"Beyond that, I think there is much to the notion that Union sentiments were driven, in the theological sense, by the old New England Puritanism, while the South's theological view of the conflict was more Calvinistic."

I have a difficult time believing this as something that permeated Northern Unionism beyond New England. Northern Unionism was just as nuanced and complex. I cannot, for example, see how old New England Puritanism was a motivation behind Pennsylvania Presbyterians or Lutherans... or Ohio the folks in Ohio. In the case of the Ohio folks, many, whether Lutheran, Calvanist or otherwise, were only one generation removed from Virginia roots. In turn, many of those in the Shenandoah Valley were only two to three generations removed from Pennsylvania (in particular, those of German stock). This is the sort of complexity we need to understand behind Unionism in the North.

For that matter, the "divergent citizenry" of Virginia was often in a squabble with itself, and the dividing line could often be traced to the Blue Ridge. It was more a marriage of convenience only because they lived under the same roof. A fine example is the intolerance among Virginians on the west side of the Blue Ridge who had more than their fair share to say about Eastern Virginians wanting to levy taxes on the western crowd. This even came up as a point of discussion in the formation of West Virginia.

Robert Moore said...

I'll add... There's something that always strikes me as odd about the suggestion that the war had roots in a difference created, between the North and the South, because of the influence of old Puritanism in the North. I think specifically of Tocqueville's "Democracy in America", wherein he traces the lineage of American Democracy to the Puritans. In contrast with the suggestion that Puritan influence was so different, many of the ideals he suggests are not entirely different from what we see in the antebellum era Shenandoah Valley. In fact, he points to a difference between those with Puritan-based values and those of the aristocratic culture... a difference, I believe that western Virginians (those folks who were primarily of Scots-Irish and German ancestry) saw between themselves (with the exception of those who aspired to be like them... and they were most certainly here in the Valley) and those of the aristocratic Tidewater.

Richard G. Williams, Jr. said...

Robert - I agree with just about everything you said - except I really like Webb's book ;-).
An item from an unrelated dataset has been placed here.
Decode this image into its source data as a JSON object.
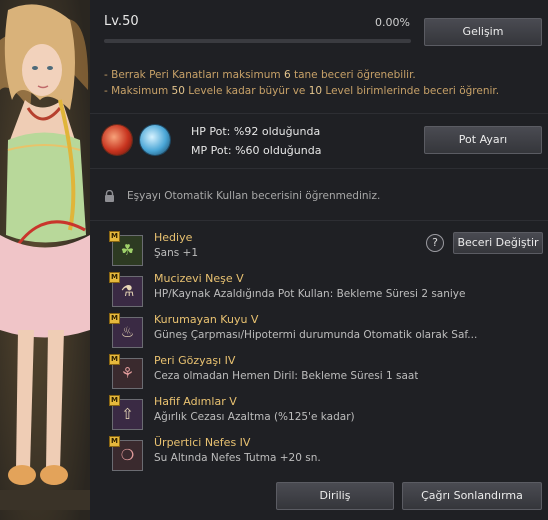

As we both agree, these are generalizations and things were much more nuanced. In addition to the theology influencing perspectives and loyalties, we cannot forget "localism" - ties to neighbors, family, and homes. Those were (and still are) just as strong, in many cases, as were politics, theology, and financial interests (in my opinion anyway).